Dataset rows describing interfaces:
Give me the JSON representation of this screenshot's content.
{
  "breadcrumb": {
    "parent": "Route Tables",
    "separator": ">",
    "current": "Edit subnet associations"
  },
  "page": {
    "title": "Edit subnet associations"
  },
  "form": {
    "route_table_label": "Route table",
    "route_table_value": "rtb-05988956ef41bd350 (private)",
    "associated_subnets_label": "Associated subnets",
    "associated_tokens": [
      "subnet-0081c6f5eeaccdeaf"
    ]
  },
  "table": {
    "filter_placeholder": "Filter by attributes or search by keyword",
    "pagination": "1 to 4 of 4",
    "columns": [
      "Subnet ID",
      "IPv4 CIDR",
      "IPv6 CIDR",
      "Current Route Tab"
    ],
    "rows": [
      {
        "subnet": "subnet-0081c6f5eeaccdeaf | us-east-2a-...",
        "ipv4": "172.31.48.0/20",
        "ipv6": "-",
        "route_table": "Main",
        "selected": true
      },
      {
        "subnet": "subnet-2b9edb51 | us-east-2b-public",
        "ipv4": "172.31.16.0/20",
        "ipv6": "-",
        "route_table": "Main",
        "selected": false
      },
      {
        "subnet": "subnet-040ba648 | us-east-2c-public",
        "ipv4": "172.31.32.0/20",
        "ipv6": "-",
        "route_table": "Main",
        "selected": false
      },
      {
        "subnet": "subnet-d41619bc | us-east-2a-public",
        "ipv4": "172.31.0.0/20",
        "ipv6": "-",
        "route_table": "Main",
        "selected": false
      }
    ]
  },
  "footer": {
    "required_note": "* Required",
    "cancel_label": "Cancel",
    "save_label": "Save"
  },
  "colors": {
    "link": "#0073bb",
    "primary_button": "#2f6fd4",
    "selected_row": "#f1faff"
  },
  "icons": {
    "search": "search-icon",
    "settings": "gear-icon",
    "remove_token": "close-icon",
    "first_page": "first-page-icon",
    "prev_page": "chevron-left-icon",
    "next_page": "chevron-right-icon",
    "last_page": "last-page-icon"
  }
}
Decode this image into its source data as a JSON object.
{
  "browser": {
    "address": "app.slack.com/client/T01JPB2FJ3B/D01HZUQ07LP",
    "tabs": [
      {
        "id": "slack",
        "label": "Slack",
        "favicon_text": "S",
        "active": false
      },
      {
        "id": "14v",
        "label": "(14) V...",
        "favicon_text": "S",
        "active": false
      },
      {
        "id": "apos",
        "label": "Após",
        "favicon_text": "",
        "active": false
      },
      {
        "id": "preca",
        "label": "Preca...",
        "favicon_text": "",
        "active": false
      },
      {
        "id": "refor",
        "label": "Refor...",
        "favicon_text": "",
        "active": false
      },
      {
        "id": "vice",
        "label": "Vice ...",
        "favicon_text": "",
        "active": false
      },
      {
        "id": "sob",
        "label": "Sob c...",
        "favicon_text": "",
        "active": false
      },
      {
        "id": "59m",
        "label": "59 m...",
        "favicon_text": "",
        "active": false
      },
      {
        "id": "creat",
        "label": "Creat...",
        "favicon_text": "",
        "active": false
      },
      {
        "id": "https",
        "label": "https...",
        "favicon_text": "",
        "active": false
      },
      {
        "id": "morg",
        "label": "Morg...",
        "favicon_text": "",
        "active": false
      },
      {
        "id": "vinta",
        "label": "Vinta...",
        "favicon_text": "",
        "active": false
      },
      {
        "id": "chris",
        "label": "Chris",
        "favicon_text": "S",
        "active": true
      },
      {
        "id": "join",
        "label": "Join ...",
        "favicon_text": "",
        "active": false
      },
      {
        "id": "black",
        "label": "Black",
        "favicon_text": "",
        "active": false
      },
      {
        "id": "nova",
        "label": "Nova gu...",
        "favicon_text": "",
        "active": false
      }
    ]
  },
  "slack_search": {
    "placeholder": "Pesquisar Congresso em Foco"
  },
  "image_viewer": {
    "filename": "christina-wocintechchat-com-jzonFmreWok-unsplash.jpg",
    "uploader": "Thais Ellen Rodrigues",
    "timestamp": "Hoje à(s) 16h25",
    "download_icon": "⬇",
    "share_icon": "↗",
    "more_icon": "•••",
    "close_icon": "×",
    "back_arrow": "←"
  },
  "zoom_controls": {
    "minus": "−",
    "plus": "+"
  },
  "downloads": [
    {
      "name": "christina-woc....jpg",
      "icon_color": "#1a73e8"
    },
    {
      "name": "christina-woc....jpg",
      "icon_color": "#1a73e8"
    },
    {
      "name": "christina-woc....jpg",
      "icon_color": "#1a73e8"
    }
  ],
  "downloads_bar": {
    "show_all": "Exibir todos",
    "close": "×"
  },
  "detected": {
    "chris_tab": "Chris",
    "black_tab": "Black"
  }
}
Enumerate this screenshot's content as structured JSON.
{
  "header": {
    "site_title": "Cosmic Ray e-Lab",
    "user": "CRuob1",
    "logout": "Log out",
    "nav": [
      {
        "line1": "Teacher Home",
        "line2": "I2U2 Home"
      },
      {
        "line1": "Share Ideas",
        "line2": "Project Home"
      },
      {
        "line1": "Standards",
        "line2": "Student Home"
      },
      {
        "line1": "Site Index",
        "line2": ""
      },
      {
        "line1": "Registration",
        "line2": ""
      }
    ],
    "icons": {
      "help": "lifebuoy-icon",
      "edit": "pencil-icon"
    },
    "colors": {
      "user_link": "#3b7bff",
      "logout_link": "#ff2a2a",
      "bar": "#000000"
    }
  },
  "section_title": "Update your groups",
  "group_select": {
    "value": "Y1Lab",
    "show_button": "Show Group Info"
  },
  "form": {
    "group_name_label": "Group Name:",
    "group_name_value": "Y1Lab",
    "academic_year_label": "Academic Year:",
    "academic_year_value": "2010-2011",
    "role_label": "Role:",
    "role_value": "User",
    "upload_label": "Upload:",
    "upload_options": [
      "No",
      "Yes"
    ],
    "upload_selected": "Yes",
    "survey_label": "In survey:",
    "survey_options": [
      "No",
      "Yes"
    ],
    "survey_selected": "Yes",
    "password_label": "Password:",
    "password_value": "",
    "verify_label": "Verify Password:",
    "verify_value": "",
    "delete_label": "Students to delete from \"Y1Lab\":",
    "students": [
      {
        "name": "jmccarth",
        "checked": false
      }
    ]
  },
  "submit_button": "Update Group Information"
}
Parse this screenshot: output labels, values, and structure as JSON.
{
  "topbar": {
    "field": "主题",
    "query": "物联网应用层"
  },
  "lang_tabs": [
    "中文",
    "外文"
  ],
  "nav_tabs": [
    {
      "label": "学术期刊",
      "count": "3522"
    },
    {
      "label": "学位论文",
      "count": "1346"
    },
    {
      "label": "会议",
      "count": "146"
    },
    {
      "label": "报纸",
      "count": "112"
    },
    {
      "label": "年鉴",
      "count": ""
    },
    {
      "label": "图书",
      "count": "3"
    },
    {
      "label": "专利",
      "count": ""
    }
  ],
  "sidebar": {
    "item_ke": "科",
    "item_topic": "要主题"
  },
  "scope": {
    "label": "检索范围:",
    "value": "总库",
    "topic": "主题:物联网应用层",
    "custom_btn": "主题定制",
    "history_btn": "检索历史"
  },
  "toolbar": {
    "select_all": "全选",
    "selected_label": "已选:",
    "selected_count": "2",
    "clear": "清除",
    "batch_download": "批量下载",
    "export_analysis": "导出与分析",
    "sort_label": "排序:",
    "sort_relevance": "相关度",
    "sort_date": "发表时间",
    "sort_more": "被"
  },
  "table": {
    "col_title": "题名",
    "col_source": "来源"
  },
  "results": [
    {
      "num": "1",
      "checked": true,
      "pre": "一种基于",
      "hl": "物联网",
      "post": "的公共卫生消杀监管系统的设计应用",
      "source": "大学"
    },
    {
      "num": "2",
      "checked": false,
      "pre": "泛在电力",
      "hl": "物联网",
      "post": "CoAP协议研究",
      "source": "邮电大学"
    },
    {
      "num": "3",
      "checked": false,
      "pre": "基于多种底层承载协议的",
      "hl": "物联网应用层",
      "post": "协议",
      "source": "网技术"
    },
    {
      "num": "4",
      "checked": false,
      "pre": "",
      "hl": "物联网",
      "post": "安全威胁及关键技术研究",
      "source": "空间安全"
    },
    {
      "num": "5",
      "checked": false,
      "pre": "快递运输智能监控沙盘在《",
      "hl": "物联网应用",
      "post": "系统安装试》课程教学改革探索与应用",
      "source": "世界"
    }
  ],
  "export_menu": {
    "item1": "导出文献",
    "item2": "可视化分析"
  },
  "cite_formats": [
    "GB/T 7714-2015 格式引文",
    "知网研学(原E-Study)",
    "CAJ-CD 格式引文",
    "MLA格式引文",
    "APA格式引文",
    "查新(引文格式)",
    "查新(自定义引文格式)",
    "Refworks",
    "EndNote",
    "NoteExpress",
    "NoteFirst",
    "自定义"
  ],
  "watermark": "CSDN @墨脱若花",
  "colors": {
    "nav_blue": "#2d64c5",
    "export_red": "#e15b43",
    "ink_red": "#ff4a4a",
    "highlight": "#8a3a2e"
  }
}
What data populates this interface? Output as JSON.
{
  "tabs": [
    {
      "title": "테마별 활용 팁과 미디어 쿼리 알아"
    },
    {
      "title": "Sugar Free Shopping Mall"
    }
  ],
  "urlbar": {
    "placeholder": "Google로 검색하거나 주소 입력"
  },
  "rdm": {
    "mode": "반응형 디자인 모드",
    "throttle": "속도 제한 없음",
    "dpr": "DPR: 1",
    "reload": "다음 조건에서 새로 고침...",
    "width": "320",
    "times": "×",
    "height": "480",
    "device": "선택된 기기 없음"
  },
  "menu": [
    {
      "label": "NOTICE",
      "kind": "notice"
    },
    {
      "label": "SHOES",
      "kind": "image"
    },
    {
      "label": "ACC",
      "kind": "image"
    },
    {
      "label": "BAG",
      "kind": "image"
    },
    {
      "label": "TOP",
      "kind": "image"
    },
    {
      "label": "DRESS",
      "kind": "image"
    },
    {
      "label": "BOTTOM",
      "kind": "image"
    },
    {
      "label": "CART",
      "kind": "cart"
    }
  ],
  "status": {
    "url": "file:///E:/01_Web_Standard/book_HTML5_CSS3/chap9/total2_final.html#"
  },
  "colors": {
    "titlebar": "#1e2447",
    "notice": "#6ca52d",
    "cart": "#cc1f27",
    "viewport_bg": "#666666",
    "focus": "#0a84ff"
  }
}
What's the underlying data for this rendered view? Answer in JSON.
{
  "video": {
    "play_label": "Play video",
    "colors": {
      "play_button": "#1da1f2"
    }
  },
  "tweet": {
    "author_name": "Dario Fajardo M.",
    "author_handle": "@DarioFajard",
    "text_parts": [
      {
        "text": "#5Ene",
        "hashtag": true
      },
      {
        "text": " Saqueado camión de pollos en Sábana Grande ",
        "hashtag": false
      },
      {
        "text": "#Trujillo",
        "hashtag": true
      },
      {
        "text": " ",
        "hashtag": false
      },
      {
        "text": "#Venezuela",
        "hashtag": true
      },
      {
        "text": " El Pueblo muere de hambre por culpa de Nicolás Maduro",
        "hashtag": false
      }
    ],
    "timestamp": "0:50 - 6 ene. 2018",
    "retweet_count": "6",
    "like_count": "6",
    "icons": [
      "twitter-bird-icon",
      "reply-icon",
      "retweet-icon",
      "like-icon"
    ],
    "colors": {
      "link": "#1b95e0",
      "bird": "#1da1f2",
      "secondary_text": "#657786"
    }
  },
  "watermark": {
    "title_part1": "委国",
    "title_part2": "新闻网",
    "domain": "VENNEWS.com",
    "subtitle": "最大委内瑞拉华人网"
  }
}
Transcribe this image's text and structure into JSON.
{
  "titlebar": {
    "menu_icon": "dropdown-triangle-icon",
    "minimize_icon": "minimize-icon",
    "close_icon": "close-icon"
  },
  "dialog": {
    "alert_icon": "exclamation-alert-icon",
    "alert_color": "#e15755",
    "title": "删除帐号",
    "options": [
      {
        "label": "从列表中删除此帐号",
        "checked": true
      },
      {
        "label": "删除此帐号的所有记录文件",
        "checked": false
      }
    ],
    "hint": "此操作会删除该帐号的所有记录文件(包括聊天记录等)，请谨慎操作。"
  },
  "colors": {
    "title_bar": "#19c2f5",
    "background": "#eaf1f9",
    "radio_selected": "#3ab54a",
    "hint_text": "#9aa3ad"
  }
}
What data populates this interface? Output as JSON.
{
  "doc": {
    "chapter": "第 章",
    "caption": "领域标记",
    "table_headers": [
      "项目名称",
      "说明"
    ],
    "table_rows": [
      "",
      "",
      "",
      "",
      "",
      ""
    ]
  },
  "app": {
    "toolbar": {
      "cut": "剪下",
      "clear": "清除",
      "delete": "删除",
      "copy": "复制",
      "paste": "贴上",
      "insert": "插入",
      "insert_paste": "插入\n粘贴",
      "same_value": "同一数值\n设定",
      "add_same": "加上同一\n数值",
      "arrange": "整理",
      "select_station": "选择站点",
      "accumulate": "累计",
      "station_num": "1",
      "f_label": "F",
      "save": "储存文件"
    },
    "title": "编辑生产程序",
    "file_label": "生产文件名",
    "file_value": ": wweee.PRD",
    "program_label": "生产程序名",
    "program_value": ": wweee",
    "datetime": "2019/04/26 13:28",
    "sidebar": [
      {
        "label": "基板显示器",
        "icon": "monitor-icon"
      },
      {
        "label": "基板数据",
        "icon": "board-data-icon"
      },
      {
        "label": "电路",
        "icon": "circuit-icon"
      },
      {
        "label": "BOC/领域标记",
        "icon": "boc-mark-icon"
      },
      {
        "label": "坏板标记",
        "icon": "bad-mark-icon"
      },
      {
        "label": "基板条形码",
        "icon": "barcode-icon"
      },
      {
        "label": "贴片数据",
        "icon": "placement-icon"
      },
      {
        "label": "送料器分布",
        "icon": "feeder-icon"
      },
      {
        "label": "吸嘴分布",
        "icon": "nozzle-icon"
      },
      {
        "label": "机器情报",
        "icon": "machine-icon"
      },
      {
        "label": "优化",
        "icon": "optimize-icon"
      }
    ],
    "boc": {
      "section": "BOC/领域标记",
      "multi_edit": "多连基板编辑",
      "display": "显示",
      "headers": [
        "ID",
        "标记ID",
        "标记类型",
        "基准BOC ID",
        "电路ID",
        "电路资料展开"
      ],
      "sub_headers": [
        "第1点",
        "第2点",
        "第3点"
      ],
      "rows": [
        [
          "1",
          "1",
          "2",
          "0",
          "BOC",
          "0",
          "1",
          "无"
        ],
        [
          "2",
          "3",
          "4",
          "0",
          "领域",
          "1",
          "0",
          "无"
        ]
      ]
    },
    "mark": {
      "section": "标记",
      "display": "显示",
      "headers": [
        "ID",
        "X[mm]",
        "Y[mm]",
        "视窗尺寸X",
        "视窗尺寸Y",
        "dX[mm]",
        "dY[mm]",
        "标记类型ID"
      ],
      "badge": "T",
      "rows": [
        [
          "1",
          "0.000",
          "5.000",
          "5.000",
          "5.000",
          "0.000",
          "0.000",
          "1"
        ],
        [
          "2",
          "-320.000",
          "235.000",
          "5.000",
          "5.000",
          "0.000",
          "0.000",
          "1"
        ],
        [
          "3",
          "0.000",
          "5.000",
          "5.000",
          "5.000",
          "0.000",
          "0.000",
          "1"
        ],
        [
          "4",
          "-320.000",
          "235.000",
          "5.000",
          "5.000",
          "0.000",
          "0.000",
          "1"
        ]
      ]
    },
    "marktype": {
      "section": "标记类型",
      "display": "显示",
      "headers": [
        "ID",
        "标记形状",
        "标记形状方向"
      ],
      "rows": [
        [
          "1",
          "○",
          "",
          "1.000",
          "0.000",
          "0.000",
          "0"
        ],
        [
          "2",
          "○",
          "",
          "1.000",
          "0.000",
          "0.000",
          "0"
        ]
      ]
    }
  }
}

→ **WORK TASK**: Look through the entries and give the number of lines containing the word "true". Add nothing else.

→ **EXERCISE OUTPUT**: 7